It's a half hour trek which includes passing through a 165 foot river.
This in a country where the growth rate is expected to hit 9 percent through the year.
Student Carlos Bacorizo
SOUNDBITE: Student Carlos Bacorizo, saying: (Spanish):
"The main problem is getting to school. If the water levels are high and there is no one to help us then we are separated and sometimes arrive late to school,"
Far from the flashy skyscrapers of its lively capital, the dusty towns of the country's provinces struggle with only the most basic services and infrastructure.

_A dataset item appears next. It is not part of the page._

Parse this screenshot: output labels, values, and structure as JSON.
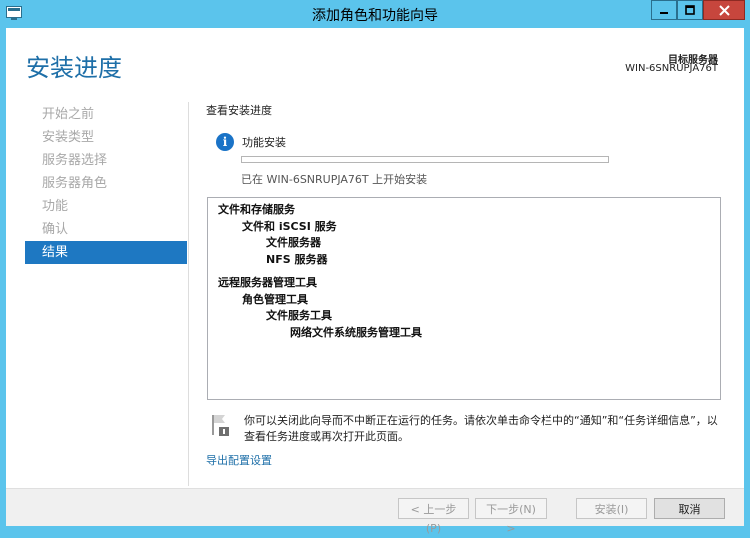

Out of 139 nations, Panama's primary education ranks 129, according to the World Economic Forum. The school curriculum has barely changed since the 1970s
SOUNDBITE: Director of the Instituto Comercial Bolivar, Monick Hurtado, saying: (Spanish):
"We know our education system is about 25 years behind. It is a necessity to reform our education system and we cannot wait any longer."
Business experts say that without a dramatic change, Panama's flagging school system could soon slam the breaks on its surging economy.
Deborah Lutterbeck, Reuters